**Exercise goal:** Each line of the data holding "price" should be found and copied.

**Supplied material:**

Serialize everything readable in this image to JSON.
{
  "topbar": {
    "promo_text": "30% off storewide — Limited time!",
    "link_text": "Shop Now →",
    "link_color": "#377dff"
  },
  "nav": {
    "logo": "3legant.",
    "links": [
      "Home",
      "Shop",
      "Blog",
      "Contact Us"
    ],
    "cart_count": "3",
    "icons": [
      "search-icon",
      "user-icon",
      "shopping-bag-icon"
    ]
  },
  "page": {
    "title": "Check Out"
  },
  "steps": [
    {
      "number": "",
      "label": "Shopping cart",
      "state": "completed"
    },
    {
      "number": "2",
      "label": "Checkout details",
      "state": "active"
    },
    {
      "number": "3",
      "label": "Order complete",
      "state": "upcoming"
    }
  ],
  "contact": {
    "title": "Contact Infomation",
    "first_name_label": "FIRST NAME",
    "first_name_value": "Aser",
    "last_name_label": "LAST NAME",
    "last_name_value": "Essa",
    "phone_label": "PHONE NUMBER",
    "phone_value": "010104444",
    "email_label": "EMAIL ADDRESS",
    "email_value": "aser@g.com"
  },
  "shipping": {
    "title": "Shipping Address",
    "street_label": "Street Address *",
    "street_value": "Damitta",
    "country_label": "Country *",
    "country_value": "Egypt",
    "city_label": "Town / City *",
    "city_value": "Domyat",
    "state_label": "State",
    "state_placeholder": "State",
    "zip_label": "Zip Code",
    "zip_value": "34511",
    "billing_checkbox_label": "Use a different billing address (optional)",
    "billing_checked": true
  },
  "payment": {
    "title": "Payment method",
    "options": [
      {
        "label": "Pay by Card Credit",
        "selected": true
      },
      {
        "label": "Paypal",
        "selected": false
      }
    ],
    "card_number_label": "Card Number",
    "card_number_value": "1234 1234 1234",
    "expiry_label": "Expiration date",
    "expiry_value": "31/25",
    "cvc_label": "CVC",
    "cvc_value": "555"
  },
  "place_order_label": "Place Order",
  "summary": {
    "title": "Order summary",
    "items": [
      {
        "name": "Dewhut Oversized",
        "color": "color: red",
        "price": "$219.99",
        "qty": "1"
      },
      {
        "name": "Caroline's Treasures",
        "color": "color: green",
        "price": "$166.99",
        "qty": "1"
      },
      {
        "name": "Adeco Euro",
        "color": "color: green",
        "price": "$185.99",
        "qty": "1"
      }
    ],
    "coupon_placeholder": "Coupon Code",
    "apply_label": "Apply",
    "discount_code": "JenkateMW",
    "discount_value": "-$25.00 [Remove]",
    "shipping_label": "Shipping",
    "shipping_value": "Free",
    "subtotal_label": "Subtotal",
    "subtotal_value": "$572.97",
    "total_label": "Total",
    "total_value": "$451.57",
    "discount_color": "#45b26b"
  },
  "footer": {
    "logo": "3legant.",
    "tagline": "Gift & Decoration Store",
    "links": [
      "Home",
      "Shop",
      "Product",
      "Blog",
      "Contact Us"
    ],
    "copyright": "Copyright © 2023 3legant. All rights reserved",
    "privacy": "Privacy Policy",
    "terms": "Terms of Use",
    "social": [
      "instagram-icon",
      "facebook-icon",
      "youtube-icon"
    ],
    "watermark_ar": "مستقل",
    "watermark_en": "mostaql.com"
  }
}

**Written answer:**
        "price": "$219.99",
        "price": "$166.99",
        "price": "$185.99",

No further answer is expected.